My own experience has been one of good luck and privilege. For my first eight years, a single end with a shared toilet in Bridgeton. The next decade in a brand new house in the newtown of East Kilbride. Then, student life in a series of Edinburgh flats in various degrees of unhygienic communal living , early married life in a rented flat, then a first-bought house – and now in a self-built home in the Scottish Borders. I have been lucky. And I have had direct experience of what I believe is at the heart of the Saltire Society’s Housing Design Awards, where that new family home in East Kilbride – front and back garden, inside toilet and bathroom, a safe place to play and a school within walking distance – arguably typifies the standards that the awards seek to encourage.
In the Year of Architecture, Design and Innovation, which coincides with the Saltire Society’s 80th anniversary, we have been paying particular attention to the impact and influence of those awards and how they, and the projects themselves, have stood the test of time. This was the topic for a panel discussion at this year’s awards ceremony, where broadcaster Kirsty Wark, artist Toby Paterson, and architects Malcolm Fraser and Jude Barber reflected on the state of building design and related issues from their collective experiences as judging panel chairs past and present. New pamphlets from Malcolm Fraser (“Shoddy Buildings and Fancy Finance”) and another from a fellow distinguished Scottish architect Neil Gillespie (“Rebuilding Scotland”) have added to the debate. Some key issues emerged that the panel felt merit serious consideration in a national policy context. Finance for public buildings and social housing should be driven by public interest – the recent high-profile issue with PFI and Edinburgh school buildings is not only a matter of money. Good design takes account of light, space and place and this has a direct effect on the health and wellbeing of those using and living in those buildings.
Meanwhile, at a time when recycling is part of the zeitgeist, it seems contradictory to charge VAT on rebuilding and refurbishing older buildings while newbuilds are zero rated. The importance of design and the role of the architect should be part of the curriculum – the idea of the “starchitect” and celebrity buildings can create an unhelpful impression of the architect as somehow removed from our daily experiences. Good design and good designers are not simply nice to have but are an essential part of any ambition we have to improve health and quality of life. Encouraging children to be confident in their understanding of design is part of this aspiration.
In the words of the introduction to the influential Saltire Society publication “Building Scotland”, written by founder members Robert Hurd and Allan Reiach in 1944: “The point of this book is to introduce you to the pleasures and pains of ancient and modern forms of Scottish architecture: and in doing so indicate that, to be a good citizen in the age of reconstruction, every man, woman and child should learn to use their eyes and be competent to know a good (or bad) building when they see it.”
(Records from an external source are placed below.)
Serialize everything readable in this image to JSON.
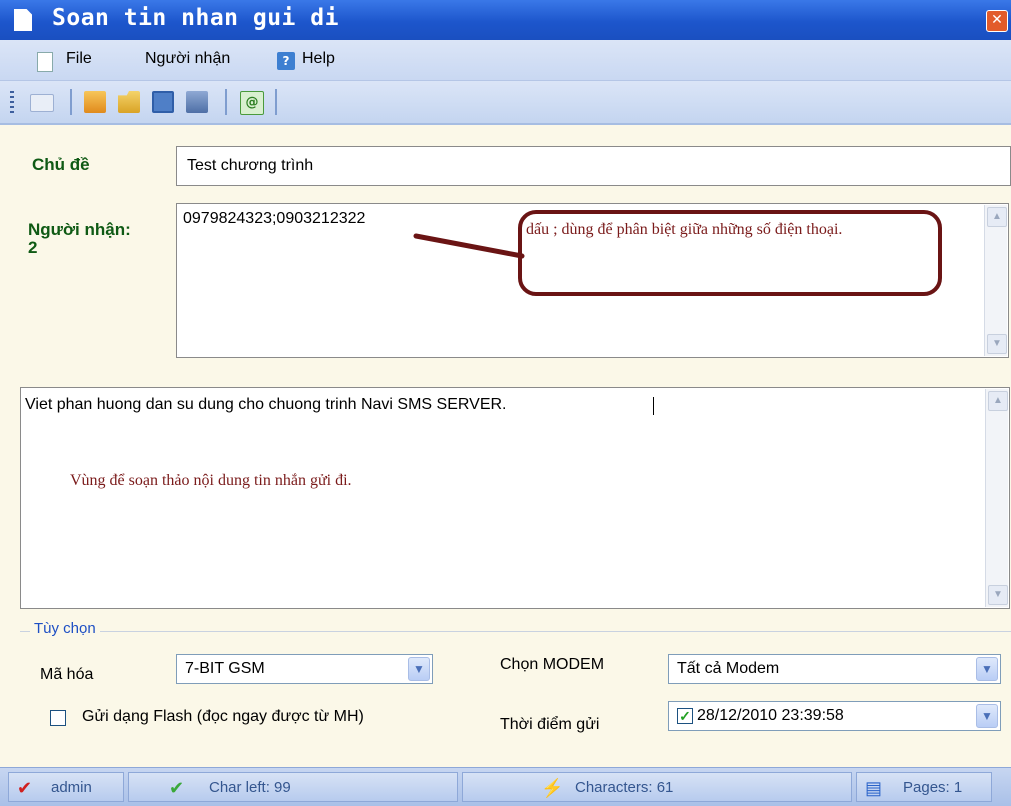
{
  "window": {
    "title": "Soan tin nhan gui di",
    "close_icon": "close-icon"
  },
  "menu": {
    "items": [
      "File",
      "Người nhận",
      "Help"
    ]
  },
  "toolbar": {
    "icons": [
      "new-message-icon",
      "compose-icon",
      "open-folder-icon",
      "save-icon",
      "copy-icon",
      "email-icon"
    ]
  },
  "subject": {
    "label": "Chủ đề",
    "value": "Test chương trình"
  },
  "recipients": {
    "label": "Người nhận:",
    "count": "2",
    "value": "0979824323;0903212322",
    "annotation": "dấu ; dùng để phân biệt giữa những số điện thoại."
  },
  "body": {
    "value": "Viet phan huong dan su dung cho chuong trinh Navi SMS SERVER.",
    "annotation": "Vùng  để soạn thảo nội dung tin nhắn gửi đi."
  },
  "options": {
    "group_title": "Tùy chọn",
    "encoding_label": "Mã hóa",
    "encoding_value": "7-BIT GSM",
    "flash_label": "Gửi dạng Flash (đọc ngay được từ MH)",
    "flash_checked": false,
    "modem_label": "Chọn MODEM",
    "modem_value": "Tất cả Modem",
    "send_time_label": "Thời điểm gửi",
    "send_time_value": "28/12/2010 23:39:58",
    "send_time_checked": true
  },
  "status": {
    "user": "admin",
    "char_left": "Char left: 99",
    "characters": "Characters: 61",
    "pages": "Pages: 1"
  },
  "colors": {
    "title_bar": "#1d56cc",
    "label_green": "#0f5a14",
    "annotation_red": "#7a1a1a",
    "status_text": "#34568f"
  }
}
The discussion also found general support for a simpler regulatory environment governing architecture and place making. By all accounts, the understanding architects must have of complex and accruing regulation adds cost, complexity and inhibits a holistic approach to design. A simpler, more coherent regulatory framework would allow architects and clients to use their time more effectively.
It’s exciting to be part of the Year of Architecture, Innovation and Design and it is important to celebrate excellence and achievement in what is such an integral part of our society. It is equally important to be ambitious for the future. To quote from Neil Gillespie’s Saltire pamphlet, which refers back to Hurd and Reiach’s original 1944 publication: “At one point in Building Scotland the authors say ‘If the ability of the 20th century architect to tackle modern problems is still in doubt turn over and take... courage!”
Some 70 years later the call remains the same: “Take… courage!” To find out more about this year’s Housing Design Awards or to get copies of any of the related publications mentioned, please visit our website: www.saltiresociety.org.uk
• Jim Tough is executive director of the Saltire Society